### What the task requires
Every entry that follows should be reproduced exactly.

===== Data extracts =====

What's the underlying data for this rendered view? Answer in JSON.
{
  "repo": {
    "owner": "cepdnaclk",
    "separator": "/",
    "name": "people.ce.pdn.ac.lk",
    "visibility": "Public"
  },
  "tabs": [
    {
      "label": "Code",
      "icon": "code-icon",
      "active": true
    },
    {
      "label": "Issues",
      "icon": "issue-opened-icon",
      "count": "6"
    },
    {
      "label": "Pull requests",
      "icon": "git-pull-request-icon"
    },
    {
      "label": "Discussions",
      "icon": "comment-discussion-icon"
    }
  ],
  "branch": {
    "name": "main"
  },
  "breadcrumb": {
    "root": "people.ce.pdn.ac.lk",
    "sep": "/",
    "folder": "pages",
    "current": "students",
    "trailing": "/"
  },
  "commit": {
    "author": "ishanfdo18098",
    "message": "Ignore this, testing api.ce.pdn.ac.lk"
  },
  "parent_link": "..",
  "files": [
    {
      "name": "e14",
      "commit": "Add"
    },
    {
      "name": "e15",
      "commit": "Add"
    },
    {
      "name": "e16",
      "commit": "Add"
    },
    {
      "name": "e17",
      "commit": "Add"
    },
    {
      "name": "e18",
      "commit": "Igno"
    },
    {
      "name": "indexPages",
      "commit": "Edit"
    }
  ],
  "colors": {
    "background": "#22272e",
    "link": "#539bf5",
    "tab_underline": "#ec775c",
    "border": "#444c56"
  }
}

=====

### Response to the task
What's the underlying data for this rendered view? Answer in JSON.
{
  "repo": {
    "owner": "cepdnaclk",
    "separator": "/",
    "name": "people.ce.pdn.ac.lk",
    "visibility": "Public"
  },
  "tabs": [
    {
      "label": "Code",
      "icon": "code-icon",
      "active": true
    },
    {
      "label": "Issues",
      "icon": "issue-opened-icon",
      "count": "6"
    },
    {
      "label": "Pull requests",
      "icon": "git-pull-request-icon"
    },
    {
      "label": "Discussions",
      "icon": "comment-discussion-icon"
    }
  ],
  "branch": {
    "name": "main"
  },
  "breadcrumb": {
    "root": "people.ce.pdn.ac.lk",
    "sep": "/",
    "folder": "pages",
    "current": "students",
    "trailing": "/"
  },
  "commit": {
    "author": "ishanfdo18098",
    "message": "Ignore this, testing api.ce.pdn.ac.lk"
  },
  "parent_link": "..",
  "files": [
    {
      "name": "e14",
      "commit": "Add"
    },
    {
      "name": "e15",
      "commit": "Add"
    },
    {
      "name": "e16",
      "commit": "Add"
    },
    {
      "name": "e17",
      "commit": "Add"
    },
    {
      "name": "e18",
      "commit": "Igno"
    },
    {
      "name": "indexPages",
      "commit": "Edit"
    }
  ],
  "colors": {
    "background": "#22272e",
    "link": "#539bf5",
    "tab_underline": "#ec775c",
    "border": "#444c56"
  }
}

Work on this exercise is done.